2 + 2 = 4 said...

As Thomas and his daughter, Margaret, are grandparents of mine, I was happy to read this story. I love that Thomas married who he wanted, and it makes sense, as he had nothing to lose. Thanks for the cool post about my ancestors!

Emőke Kovács said...

I love this post. For some reason I find Edward II's younger brothers very intruguing. And it is also interesting how close Thomas of Brotherton and Thomas de Monthermer were in age and also shared the name. I don't recall Thomas being a common name in the royal family at that time, was it? Can it be in some connection with Thomas of Lancaster? Could they have been named after him?

Kathryn Warner said...

Thanks, Emőke! My theory is that Thomas of Lancaster was born on or around 29 December 1277, the feast of St Thomas Becket, and was named after him. Either Thomas of Brotherton and de Monthermer were named after Thomas of Lancaster, or also after Becket after Edmund of Lancaster and Blanche of Artois did it first, is my thinking.

Emőke Kovács said...

I also read somewhere that Thomas of Brotherton had a second wife. Perhaps it was only Wikipedia, so might not have been the most reliable source. I read quite a few posts in which you refer to the inaccuracies in Wikipedia articles. Do you feel compelled to correct them when you encounter them? Though it would be rather time consuming, I assume... BTW I have just purchased your Philippa of Hainault book and I've found it a very engaging read although I've just begun. And I particularly have a soft spot for all the Hungarian references :).

Kathryn Warner said...

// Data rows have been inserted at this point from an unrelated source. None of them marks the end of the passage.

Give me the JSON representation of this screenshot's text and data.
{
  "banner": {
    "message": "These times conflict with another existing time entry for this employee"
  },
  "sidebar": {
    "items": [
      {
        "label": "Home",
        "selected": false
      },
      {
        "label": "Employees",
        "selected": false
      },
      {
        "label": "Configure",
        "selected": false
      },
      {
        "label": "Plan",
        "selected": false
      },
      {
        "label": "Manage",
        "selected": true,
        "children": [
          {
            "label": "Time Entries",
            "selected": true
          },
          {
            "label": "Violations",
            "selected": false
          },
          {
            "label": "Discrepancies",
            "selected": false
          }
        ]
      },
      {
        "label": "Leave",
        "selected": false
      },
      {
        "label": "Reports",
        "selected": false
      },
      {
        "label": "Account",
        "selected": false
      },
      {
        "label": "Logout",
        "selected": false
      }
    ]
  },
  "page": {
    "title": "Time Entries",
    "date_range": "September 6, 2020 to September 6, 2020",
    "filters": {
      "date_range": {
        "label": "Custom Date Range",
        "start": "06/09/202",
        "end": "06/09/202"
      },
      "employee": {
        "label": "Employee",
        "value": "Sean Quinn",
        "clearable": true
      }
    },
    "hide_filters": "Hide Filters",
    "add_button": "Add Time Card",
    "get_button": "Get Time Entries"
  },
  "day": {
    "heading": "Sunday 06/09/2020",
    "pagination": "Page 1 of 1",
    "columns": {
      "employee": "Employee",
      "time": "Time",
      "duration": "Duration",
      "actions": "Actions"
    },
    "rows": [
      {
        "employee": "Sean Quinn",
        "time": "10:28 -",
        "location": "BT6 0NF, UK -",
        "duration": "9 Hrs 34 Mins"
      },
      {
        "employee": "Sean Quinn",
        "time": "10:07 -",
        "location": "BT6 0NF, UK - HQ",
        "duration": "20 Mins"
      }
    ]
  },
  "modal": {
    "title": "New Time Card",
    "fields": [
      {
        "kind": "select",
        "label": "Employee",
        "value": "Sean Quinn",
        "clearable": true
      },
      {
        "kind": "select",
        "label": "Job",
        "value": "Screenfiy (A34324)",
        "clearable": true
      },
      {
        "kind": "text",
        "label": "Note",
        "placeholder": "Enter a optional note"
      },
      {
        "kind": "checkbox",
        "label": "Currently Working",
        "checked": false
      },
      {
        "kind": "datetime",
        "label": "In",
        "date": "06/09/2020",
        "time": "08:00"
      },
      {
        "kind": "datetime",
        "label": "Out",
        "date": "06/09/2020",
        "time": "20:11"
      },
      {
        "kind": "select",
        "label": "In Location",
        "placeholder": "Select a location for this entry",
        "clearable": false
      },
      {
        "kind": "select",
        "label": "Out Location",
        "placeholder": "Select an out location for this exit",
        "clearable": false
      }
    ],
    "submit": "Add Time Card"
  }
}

Thomas did have another wife, called (IIRC) Mary Brewes, and she was his widow when he died in 1338, but they had no children and I know almost nothing about her. Many years ago, in about 2007, I did edit a couple of Wiki articles, but have no idea how to do it any more, and yeah, really can't find the time! Thank you for buying the book and so glad you're enjoying it (and the Hungarian refs!). :)

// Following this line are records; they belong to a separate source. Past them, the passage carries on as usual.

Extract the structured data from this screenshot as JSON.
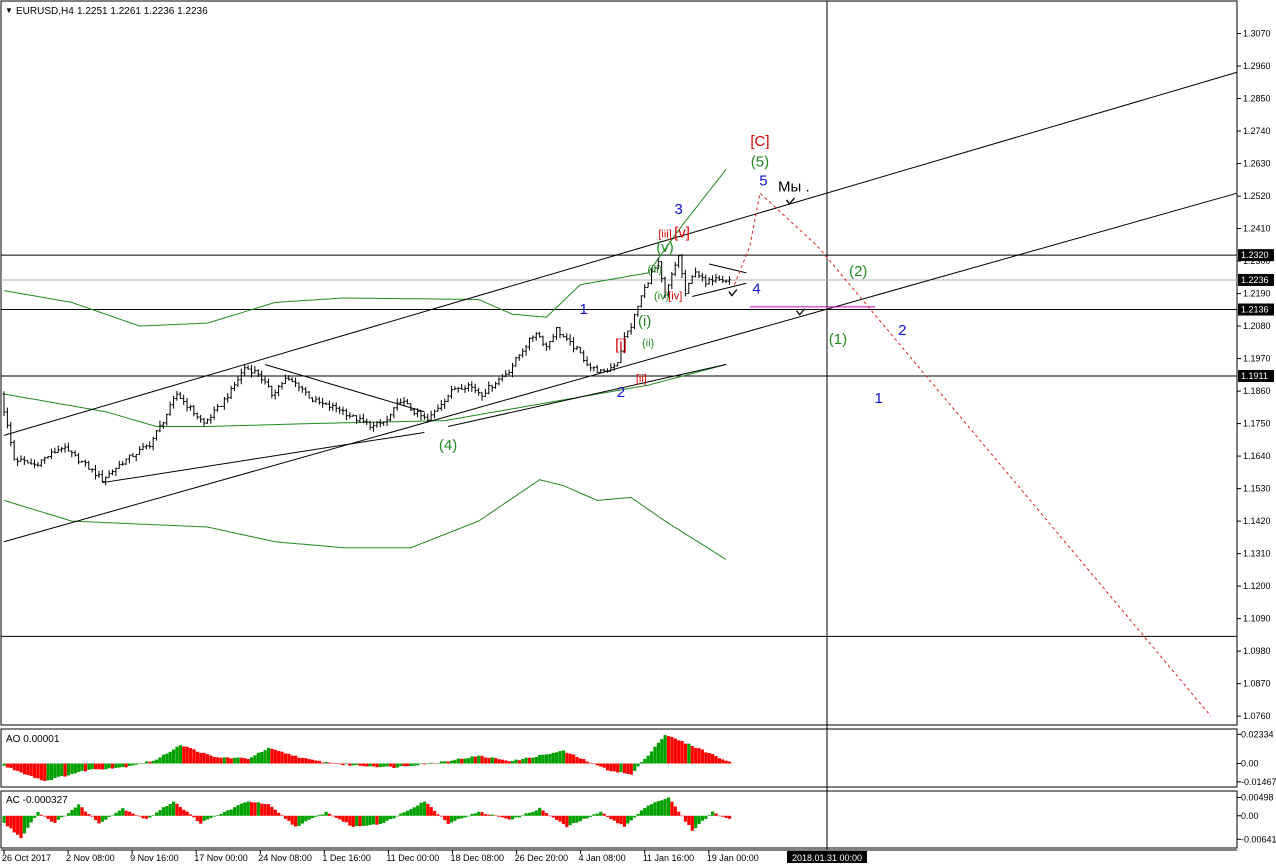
{
  "header": {
    "menu_glyph": "▼",
    "symbol": "EURUSD,H4",
    "ohlc": "1.2251 1.2261 1.2236 1.2236"
  },
  "colors": {
    "background": "#ffffff",
    "text": "#000000",
    "bull": "#00a000",
    "bear": "#ff0000",
    "envelope": "#1f8a1f",
    "wave_blue": "#1010d0",
    "wave_green": "#1f8a1f",
    "wave_red": "#dd0000",
    "projection": "#dd2222",
    "magenta": "#c000c0"
  },
  "chart_data": [
    {
      "type": "candlestick",
      "name": "price",
      "ylim": [
        1.073,
        1.318
      ],
      "y_ticks": [
        1.307,
        1.296,
        1.285,
        1.274,
        1.263,
        1.252,
        1.241,
        1.23,
        1.219,
        1.208,
        1.197,
        1.186,
        1.175,
        1.164,
        1.153,
        1.142,
        1.131,
        1.12,
        1.109,
        1.098,
        1.087,
        1.076
      ],
      "y_tick_labels": [
        "1.3070",
        "1.2960",
        "1.2850",
        "1.2740",
        "1.2630",
        "1.2520",
        "1.2410",
        "1.2300",
        "1.2190",
        "1.2080",
        "1.1970",
        "1.1860",
        "1.1750",
        "1.1640",
        "1.1530",
        "1.1420",
        "1.1310",
        "1.1200",
        "1.1090",
        "1.0980",
        "1.0870",
        "1.0760"
      ],
      "price_markers": [
        {
          "price": 1.232,
          "label": "1.2320"
        },
        {
          "price": 1.2236,
          "label": "1.2236"
        },
        {
          "price": 1.2136,
          "label": "1.2136"
        },
        {
          "price": 1.1911,
          "label": "1.1911"
        }
      ],
      "horizontal_levels": [
        1.232,
        1.2236,
        1.2136,
        1.1911,
        1.103
      ],
      "x_labels": [
        "26 Oct 2017",
        "2 Nov 08:00",
        "9 Nov 16:00",
        "17 Nov 00:00",
        "24 Nov 08:00",
        "1 Dec 16:00",
        "11 Dec 00:00",
        "18 Dec 08:00",
        "26 Dec 20:00",
        "4 Jan 08:00",
        "11 Jan 16:00",
        "19 Jan 00:00"
      ],
      "cursor_time_label": "2018.01.31 00:00",
      "price_path": [
        {
          "bar": 0,
          "price": 1.185
        },
        {
          "bar": 4,
          "price": 1.163
        },
        {
          "bar": 10,
          "price": 1.161
        },
        {
          "bar": 18,
          "price": 1.167
        },
        {
          "bar": 24,
          "price": 1.162
        },
        {
          "bar": 30,
          "price": 1.156
        },
        {
          "bar": 36,
          "price": 1.162
        },
        {
          "bar": 44,
          "price": 1.168
        },
        {
          "bar": 48,
          "price": 1.176
        },
        {
          "bar": 52,
          "price": 1.185
        },
        {
          "bar": 56,
          "price": 1.18
        },
        {
          "bar": 60,
          "price": 1.175
        },
        {
          "bar": 64,
          "price": 1.18
        },
        {
          "bar": 68,
          "price": 1.186
        },
        {
          "bar": 72,
          "price": 1.194
        },
        {
          "bar": 76,
          "price": 1.192
        },
        {
          "bar": 80,
          "price": 1.185
        },
        {
          "bar": 84,
          "price": 1.19
        },
        {
          "bar": 88,
          "price": 1.188
        },
        {
          "bar": 92,
          "price": 1.183
        },
        {
          "bar": 96,
          "price": 1.181
        },
        {
          "bar": 100,
          "price": 1.18
        },
        {
          "bar": 104,
          "price": 1.177
        },
        {
          "bar": 110,
          "price": 1.174
        },
        {
          "bar": 114,
          "price": 1.176
        },
        {
          "bar": 118,
          "price": 1.183
        },
        {
          "bar": 122,
          "price": 1.179
        },
        {
          "bar": 126,
          "price": 1.176
        },
        {
          "bar": 130,
          "price": 1.182
        },
        {
          "bar": 134,
          "price": 1.187
        },
        {
          "bar": 138,
          "price": 1.188
        },
        {
          "bar": 142,
          "price": 1.185
        },
        {
          "bar": 146,
          "price": 1.189
        },
        {
          "bar": 150,
          "price": 1.193
        },
        {
          "bar": 154,
          "price": 1.2
        },
        {
          "bar": 158,
          "price": 1.206
        },
        {
          "bar": 161,
          "price": 1.201
        },
        {
          "bar": 164,
          "price": 1.207
        },
        {
          "bar": 167,
          "price": 1.203
        },
        {
          "bar": 170,
          "price": 1.2
        },
        {
          "bar": 174,
          "price": 1.194
        },
        {
          "bar": 178,
          "price": 1.192
        },
        {
          "bar": 182,
          "price": 1.196
        },
        {
          "bar": 184,
          "price": 1.204
        },
        {
          "bar": 186,
          "price": 1.208
        },
        {
          "bar": 189,
          "price": 1.218
        },
        {
          "bar": 192,
          "price": 1.226
        },
        {
          "bar": 194,
          "price": 1.229
        },
        {
          "bar": 196,
          "price": 1.218
        },
        {
          "bar": 198,
          "price": 1.225
        },
        {
          "bar": 200,
          "price": 1.232
        },
        {
          "bar": 202,
          "price": 1.219
        },
        {
          "bar": 205,
          "price": 1.227
        },
        {
          "bar": 208,
          "price": 1.222
        },
        {
          "bar": 211,
          "price": 1.225
        },
        {
          "bar": 214,
          "price": 1.2236
        }
      ],
      "bar_count": 215,
      "visible_bars": 245,
      "projection_path": [
        {
          "bar": 215.5,
          "price": 1.222
        },
        {
          "bar": 220,
          "price": 1.235
        },
        {
          "bar": 223,
          "price": 1.253
        },
        {
          "bar": 240,
          "price": 1.235
        },
        {
          "bar": 356,
          "price": 1.076
        }
      ],
      "wave_labels": [
        {
          "text": "[C]",
          "bar": 223,
          "price": 1.269,
          "color": "#dd0000"
        },
        {
          "text": "(5)",
          "bar": 223,
          "price": 1.262,
          "color": "#1f8a1f"
        },
        {
          "text": "5",
          "bar": 224,
          "price": 1.2555,
          "color": "#1010d0"
        },
        {
          "text": "Мы .",
          "bar": 233,
          "price": 1.2535,
          "color": "#000000"
        },
        {
          "text": "3",
          "bar": 199,
          "price": 1.246,
          "color": "#1010d0"
        },
        {
          "text": "[iii]",
          "bar": 195,
          "price": 1.238,
          "color": "#dd0000"
        },
        {
          "text": "[v]",
          "bar": 200,
          "price": 1.238,
          "color": "#dd0000"
        },
        {
          "text": "(v)",
          "bar": 195,
          "price": 1.233,
          "color": "#1f8a1f"
        },
        {
          "text": "(iii)",
          "bar": 192,
          "price": 1.226,
          "color": "#1f8a1f"
        },
        {
          "text": "(iv)",
          "bar": 194,
          "price": 1.217,
          "color": "#1f8a1f"
        },
        {
          "text": "[iv]",
          "bar": 198,
          "price": 1.217,
          "color": "#dd0000"
        },
        {
          "text": "4",
          "bar": 222,
          "price": 1.219,
          "color": "#1010d0"
        },
        {
          "text": "1",
          "bar": 171,
          "price": 1.212,
          "color": "#1010d0"
        },
        {
          "text": "(i)",
          "bar": 189,
          "price": 1.208,
          "color": "#1f8a1f"
        },
        {
          "text": "[i]",
          "bar": 182,
          "price": 1.2,
          "color": "#dd0000"
        },
        {
          "text": "(ii)",
          "bar": 190,
          "price": 1.201,
          "color": "#1f8a1f"
        },
        {
          "text": "[ii]",
          "bar": 188,
          "price": 1.189,
          "color": "#dd0000"
        },
        {
          "text": "2",
          "bar": 182,
          "price": 1.184,
          "color": "#1010d0"
        },
        {
          "text": "(4)",
          "bar": 131,
          "price": 1.166,
          "color": "#1f8a1f"
        },
        {
          "text": "(2)",
          "bar": 252,
          "price": 1.225,
          "color": "#1f8a1f"
        },
        {
          "text": "(1)",
          "bar": 246,
          "price": 1.202,
          "color": "#1f8a1f"
        },
        {
          "text": "2",
          "bar": 265,
          "price": 1.205,
          "color": "#1010d0"
        },
        {
          "text": "1",
          "bar": 258,
          "price": 1.182,
          "color": "#1010d0"
        }
      ],
      "check_marks": [
        {
          "bar": 232,
          "price": 1.25
        },
        {
          "bar": 215,
          "price": 1.219
        },
        {
          "bar": 235,
          "price": 1.2125
        }
      ],
      "trend_lines": [
        {
          "from": {
            "bar": 0,
            "price": 1.171
          },
          "to": {
            "bar": 370,
            "price": 1.296
          }
        },
        {
          "from": {
            "bar": 0,
            "price": 1.135
          },
          "to": {
            "bar": 370,
            "price": 1.255
          }
        },
        {
          "from": {
            "bar": 29,
            "price": 1.155
          },
          "to": {
            "bar": 124,
            "price": 1.172
          }
        },
        {
          "from": {
            "bar": 77,
            "price": 1.195
          },
          "to": {
            "bar": 124,
            "price": 1.179
          }
        },
        {
          "from": {
            "bar": 131,
            "price": 1.174
          },
          "to": {
            "bar": 213,
            "price": 1.195
          }
        },
        {
          "from": {
            "bar": 208,
            "price": 1.229
          },
          "to": {
            "bar": 219,
            "price": 1.226
          }
        },
        {
          "from": {
            "bar": 203,
            "price": 1.218
          },
          "to": {
            "bar": 219,
            "price": 1.2225
          }
        },
        {
          "from": {
            "bar": 220,
            "price": 1.2145
          },
          "to": {
            "bar": 257,
            "price": 1.2145
          },
          "color": "#c000c0"
        }
      ],
      "envelope_upper": [
        {
          "bar": 0,
          "price": 1.22
        },
        {
          "bar": 20,
          "price": 1.216
        },
        {
          "bar": 40,
          "price": 1.208
        },
        {
          "bar": 60,
          "price": 1.209
        },
        {
          "bar": 80,
          "price": 1.216
        },
        {
          "bar": 100,
          "price": 1.2175
        },
        {
          "bar": 140,
          "price": 1.217
        },
        {
          "bar": 150,
          "price": 1.212
        },
        {
          "bar": 160,
          "price": 1.211
        },
        {
          "bar": 170,
          "price": 1.222
        },
        {
          "bar": 180,
          "price": 1.224
        },
        {
          "bar": 190,
          "price": 1.226
        },
        {
          "bar": 200,
          "price": 1.242
        },
        {
          "bar": 213,
          "price": 1.261
        }
      ],
      "envelope_mid": [
        {
          "bar": 0,
          "price": 1.185
        },
        {
          "bar": 30,
          "price": 1.179
        },
        {
          "bar": 45,
          "price": 1.174
        },
        {
          "bar": 60,
          "price": 1.174
        },
        {
          "bar": 90,
          "price": 1.175
        },
        {
          "bar": 130,
          "price": 1.176
        },
        {
          "bar": 160,
          "price": 1.182
        },
        {
          "bar": 190,
          "price": 1.188
        },
        {
          "bar": 213,
          "price": 1.195
        }
      ],
      "envelope_lower": [
        {
          "bar": 0,
          "price": 1.149
        },
        {
          "bar": 20,
          "price": 1.142
        },
        {
          "bar": 40,
          "price": 1.141
        },
        {
          "bar": 60,
          "price": 1.14
        },
        {
          "bar": 80,
          "price": 1.135
        },
        {
          "bar": 100,
          "price": 1.133
        },
        {
          "bar": 120,
          "price": 1.133
        },
        {
          "bar": 140,
          "price": 1.142
        },
        {
          "bar": 158,
          "price": 1.156
        },
        {
          "bar": 165,
          "price": 1.154
        },
        {
          "bar": 175,
          "price": 1.149
        },
        {
          "bar": 185,
          "price": 1.15
        },
        {
          "bar": 195,
          "price": 1.142
        },
        {
          "bar": 213,
          "price": 1.129
        }
      ]
    },
    {
      "type": "bar",
      "name": "AO",
      "title": "AO 0.00001",
      "ylim": [
        -0.018,
        0.026
      ],
      "y_ticks": [
        0.02334,
        0.0,
        -0.01467
      ],
      "y_tick_labels": [
        "0.02334",
        "0.00",
        "-0.01467"
      ],
      "keyframes": [
        {
          "bar": 0,
          "value": -0.002
        },
        {
          "bar": 12,
          "value": -0.014
        },
        {
          "bar": 25,
          "value": -0.005
        },
        {
          "bar": 35,
          "value": -0.003
        },
        {
          "bar": 45,
          "value": 0.003
        },
        {
          "bar": 52,
          "value": 0.015
        },
        {
          "bar": 62,
          "value": 0.005
        },
        {
          "bar": 72,
          "value": 0.004
        },
        {
          "bar": 78,
          "value": 0.012
        },
        {
          "bar": 90,
          "value": 0.003
        },
        {
          "bar": 100,
          "value": -0.001
        },
        {
          "bar": 115,
          "value": -0.003
        },
        {
          "bar": 128,
          "value": 0.001
        },
        {
          "bar": 140,
          "value": 0.006
        },
        {
          "bar": 150,
          "value": 0.002
        },
        {
          "bar": 165,
          "value": 0.01
        },
        {
          "bar": 178,
          "value": -0.005
        },
        {
          "bar": 185,
          "value": -0.009
        },
        {
          "bar": 195,
          "value": 0.023
        },
        {
          "bar": 205,
          "value": 0.012
        },
        {
          "bar": 214,
          "value": 0.001
        }
      ]
    },
    {
      "type": "bar",
      "name": "AC",
      "title": "AC -0.000327",
      "ylim": [
        -0.0085,
        0.0062
      ],
      "y_ticks": [
        0.00498,
        0.0,
        -0.00641
      ],
      "y_tick_labels": [
        "0.00498",
        "0.00",
        "-0.00641"
      ],
      "keyframes": [
        {
          "bar": 0,
          "value": -0.002
        },
        {
          "bar": 5,
          "value": -0.006
        },
        {
          "bar": 10,
          "value": 0.001
        },
        {
          "bar": 15,
          "value": -0.002
        },
        {
          "bar": 22,
          "value": 0.003
        },
        {
          "bar": 28,
          "value": -0.002
        },
        {
          "bar": 35,
          "value": 0.002
        },
        {
          "bar": 42,
          "value": -0.001
        },
        {
          "bar": 50,
          "value": 0.004
        },
        {
          "bar": 58,
          "value": -0.002
        },
        {
          "bar": 65,
          "value": 0.001
        },
        {
          "bar": 72,
          "value": 0.004
        },
        {
          "bar": 78,
          "value": 0.003
        },
        {
          "bar": 86,
          "value": -0.003
        },
        {
          "bar": 95,
          "value": 0.001
        },
        {
          "bar": 103,
          "value": -0.003
        },
        {
          "bar": 112,
          "value": -0.002
        },
        {
          "bar": 124,
          "value": 0.004
        },
        {
          "bar": 131,
          "value": -0.002
        },
        {
          "bar": 140,
          "value": 0.001
        },
        {
          "bar": 150,
          "value": -0.001
        },
        {
          "bar": 158,
          "value": 0.002
        },
        {
          "bar": 166,
          "value": -0.003
        },
        {
          "bar": 176,
          "value": 0.001
        },
        {
          "bar": 183,
          "value": -0.003
        },
        {
          "bar": 190,
          "value": 0.003
        },
        {
          "bar": 196,
          "value": 0.005
        },
        {
          "bar": 203,
          "value": -0.004
        },
        {
          "bar": 209,
          "value": 0.001
        },
        {
          "bar": 214,
          "value": -0.001
        }
      ]
    }
  ]
}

Emőke Kovács said...

Then one more similarity with Thomas de Monthermer? I wonder how frequent the name 'Brewes' was, or how old the family was in England. Is it possible that they were related?

Kathryn Warner said...

I tend to assume that the nobility were always related. :) There were the Braoses as well, whose name was often spelt Brewosa in medieval documents.